Two Locomotives in Exhibition Pavilli...
License license
Loading ...

Panoramic photo by Kengo Shimizu PRO EXPERT Taken 10:31, 21/08/2012 - Views loading...

Two Locomotives in Exhibition Pavillion at Nagahama Train Square

The World > Asia > Japan

  • Like / unlike
  • thumbs up
  • thumbs down

This is an exhibition pavillion in Nagahama Train Square.

Two locomotives are displayed here to commemorate the electrification of Hokuriku Route.

The locomotives are D51 steam locomotive and ED70 electric engine.

You can get on both locomotives' driver's cabin.
A great pavilion for railfans.

comments powered by Disqus

Nearby images in Japan


A: Driver's Cabin of ED70 Electric Locomotive

by Kengo Shimizu, 20 meters away

This is a driver's cabin of ED70 electric engine displayed at Nagahama Train Square.This locomotive w...

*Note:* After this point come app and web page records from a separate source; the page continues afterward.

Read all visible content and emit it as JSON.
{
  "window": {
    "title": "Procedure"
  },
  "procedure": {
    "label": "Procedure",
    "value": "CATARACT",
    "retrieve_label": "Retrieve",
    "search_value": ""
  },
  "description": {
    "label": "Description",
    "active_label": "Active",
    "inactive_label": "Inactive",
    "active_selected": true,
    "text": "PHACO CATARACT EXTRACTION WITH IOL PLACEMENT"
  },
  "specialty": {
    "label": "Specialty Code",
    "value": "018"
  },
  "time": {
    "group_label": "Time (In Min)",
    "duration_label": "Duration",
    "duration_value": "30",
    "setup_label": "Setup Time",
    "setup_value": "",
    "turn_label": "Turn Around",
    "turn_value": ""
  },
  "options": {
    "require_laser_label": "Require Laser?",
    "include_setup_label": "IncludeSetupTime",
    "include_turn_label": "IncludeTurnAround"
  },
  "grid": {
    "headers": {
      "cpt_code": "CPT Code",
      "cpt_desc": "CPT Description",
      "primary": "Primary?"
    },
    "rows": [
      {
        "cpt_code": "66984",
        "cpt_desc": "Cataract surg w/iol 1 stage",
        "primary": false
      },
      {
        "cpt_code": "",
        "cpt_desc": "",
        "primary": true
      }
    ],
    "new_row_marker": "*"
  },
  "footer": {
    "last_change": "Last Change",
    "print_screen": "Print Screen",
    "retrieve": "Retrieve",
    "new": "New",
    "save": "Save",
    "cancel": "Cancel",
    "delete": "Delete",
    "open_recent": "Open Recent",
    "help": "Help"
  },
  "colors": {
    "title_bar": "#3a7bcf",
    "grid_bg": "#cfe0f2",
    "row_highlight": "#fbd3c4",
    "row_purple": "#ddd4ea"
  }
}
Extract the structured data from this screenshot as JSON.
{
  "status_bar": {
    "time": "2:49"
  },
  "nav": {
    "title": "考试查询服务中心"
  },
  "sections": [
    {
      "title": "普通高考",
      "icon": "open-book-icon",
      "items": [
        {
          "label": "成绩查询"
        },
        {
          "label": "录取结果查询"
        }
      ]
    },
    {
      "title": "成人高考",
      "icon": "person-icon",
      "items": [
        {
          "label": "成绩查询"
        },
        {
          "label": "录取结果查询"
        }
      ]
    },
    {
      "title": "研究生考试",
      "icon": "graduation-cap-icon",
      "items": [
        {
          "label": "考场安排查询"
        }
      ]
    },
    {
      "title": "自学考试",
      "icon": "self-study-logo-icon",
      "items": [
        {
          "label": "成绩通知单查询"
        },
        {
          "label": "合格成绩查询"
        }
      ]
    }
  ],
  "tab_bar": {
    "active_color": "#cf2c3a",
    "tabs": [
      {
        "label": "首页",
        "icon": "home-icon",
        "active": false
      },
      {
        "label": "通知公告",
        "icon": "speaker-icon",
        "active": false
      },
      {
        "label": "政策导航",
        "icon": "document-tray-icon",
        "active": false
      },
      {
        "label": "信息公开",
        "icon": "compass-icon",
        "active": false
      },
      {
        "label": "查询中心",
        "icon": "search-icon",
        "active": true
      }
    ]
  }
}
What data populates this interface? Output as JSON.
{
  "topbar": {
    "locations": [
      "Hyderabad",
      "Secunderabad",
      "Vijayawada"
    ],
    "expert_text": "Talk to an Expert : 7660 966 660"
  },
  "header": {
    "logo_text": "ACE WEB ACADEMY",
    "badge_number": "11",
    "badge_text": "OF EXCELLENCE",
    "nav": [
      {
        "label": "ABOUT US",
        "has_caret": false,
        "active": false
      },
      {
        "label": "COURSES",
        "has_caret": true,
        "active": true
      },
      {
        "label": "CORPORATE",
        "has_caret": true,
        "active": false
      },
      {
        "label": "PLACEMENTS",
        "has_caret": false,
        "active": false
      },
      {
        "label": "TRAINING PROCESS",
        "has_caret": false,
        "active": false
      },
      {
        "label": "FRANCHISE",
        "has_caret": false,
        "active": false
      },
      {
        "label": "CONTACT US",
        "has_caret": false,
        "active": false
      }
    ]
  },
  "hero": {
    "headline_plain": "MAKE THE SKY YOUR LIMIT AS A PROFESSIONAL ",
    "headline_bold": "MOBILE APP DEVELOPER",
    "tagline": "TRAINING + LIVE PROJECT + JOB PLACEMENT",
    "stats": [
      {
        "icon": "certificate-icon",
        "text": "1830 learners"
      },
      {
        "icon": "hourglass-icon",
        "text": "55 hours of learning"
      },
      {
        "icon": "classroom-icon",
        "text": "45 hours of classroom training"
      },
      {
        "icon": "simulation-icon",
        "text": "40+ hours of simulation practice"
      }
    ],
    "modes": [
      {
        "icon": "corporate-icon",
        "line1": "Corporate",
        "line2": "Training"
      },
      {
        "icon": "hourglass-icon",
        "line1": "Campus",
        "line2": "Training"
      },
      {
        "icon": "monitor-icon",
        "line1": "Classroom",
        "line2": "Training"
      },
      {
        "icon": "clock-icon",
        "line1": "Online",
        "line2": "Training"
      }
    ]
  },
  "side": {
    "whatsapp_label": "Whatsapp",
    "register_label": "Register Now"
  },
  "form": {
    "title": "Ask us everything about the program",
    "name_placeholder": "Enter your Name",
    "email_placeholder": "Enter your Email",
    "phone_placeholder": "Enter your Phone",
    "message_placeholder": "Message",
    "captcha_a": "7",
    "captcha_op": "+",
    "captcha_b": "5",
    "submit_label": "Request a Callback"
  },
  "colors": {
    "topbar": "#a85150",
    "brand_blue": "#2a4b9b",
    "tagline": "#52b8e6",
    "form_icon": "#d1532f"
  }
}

Driver's Cabin of ED70 Electric Locomotive

B: Driver's Cabin of D51 Steam Locomotive

by Kengo Shimizu, 20 meters away

This is a driver's cabin of D51 steam locomotive displayed at Nagahama Train Square.From 1936 to 1944...

Driver's Cabin of D51 Steam Locomotive

C: Keiunkan-The Mansion where Emperor Meiji Took a Rest

by Kengo Shimizu, 140 meters away

This is a room where Emperor Meiji and his wife took a rest when they traveled to Kyoto.The white cha...

Keiunkan-The Mansion where Emperor Meiji Took a Rest

D: Nagahama Tower Building

by Shinya Omachi, 320 meters away

Nagahama Tower Building

E: Kunitomo Museum of Harquebuses

by Kengo Shimizu, 3.9 km away

This is the main show room of Kunitomo museum of harquebuses.Kunitomo was one of major production are...

Kunitomo Museum of Harquebuses

F: Sawayama Castle Ruin

by Taro Tsubomura, 10.8 km away

Sawayama casle had been a resident house of an famous Japanese general, Mitsunari Ishida. Now no buil...

Sawayama Castle Ruin

G: Inside the Hikone castle

by Taro Tsubomura, 11.2 km away

We can go up to the highest floor in the castle. From the floor, we can see all area of Hikone city.

Inside the Hikone castle

H: Hikone castle

by Taro Tsubomura, 11.3 km away

Hikone castle is one of the four Japanese castles which are designated as National Treasures. The con...

Hikone castle

I: Hikone Station and railway museum

by Taro Tsubomura, 11.6 km away

These old-style electric locomotives and electric trains are preserved in the area of Hikone station ...

Hikone Station and railway museum

J: Tsuzuraozaki

by Shinya Omachi, 13.6 km away


This panorama was taken in Japan

This is an overview of Japan

The eight islands of Japan sprang into existence through Divine Intervention.

The first two gods who came into existence were Izanagi no Mikoto and Izanami no Mikoto, the Exalted Male and Exalted Female. It was their job to make the land for people to live on.

They went to the bridge between heaven and earth and, using a jewel-encrusted halberd, Izanagi and Izanami churned up the sea into a frothy foam. As salty drips of water fell from the tip of the halberd the first island was formed. Its name was Onogoro.

So far, so good. But when Izanagi and Izanami first met on their island, Izanami spoke to Isanagi without being spoken to first. Since she was the female, and this was improper, their first union created badly-formed offspring who were sent off into the sea in boats.

The next time they met, Izanagi was sure to speak first, ensuring the proper rules were followed, and this time they produced eight children, which became the islands of Japan.

I'm sure you did not fail to miss the significance of this myth for the establishment of Japanese formal society.

At present, Japan is the financial capital of Asia. It has the second largest economy in the world and the largest metropolitan area (Tokyo.)

Technically there are three thousand islands making up the Japanese archipelago. Izanagi and Izanami must have been busy little devils with their jewelled halberd...

Japan's culture is highly technical and organized. Everything sparkles and swooshes on silent, miniaturized mechanisms.

They're a world leader in robotics, and the Japanese have the longest life-expectancy on earth.

Text by Steve Smith.

Share this panorama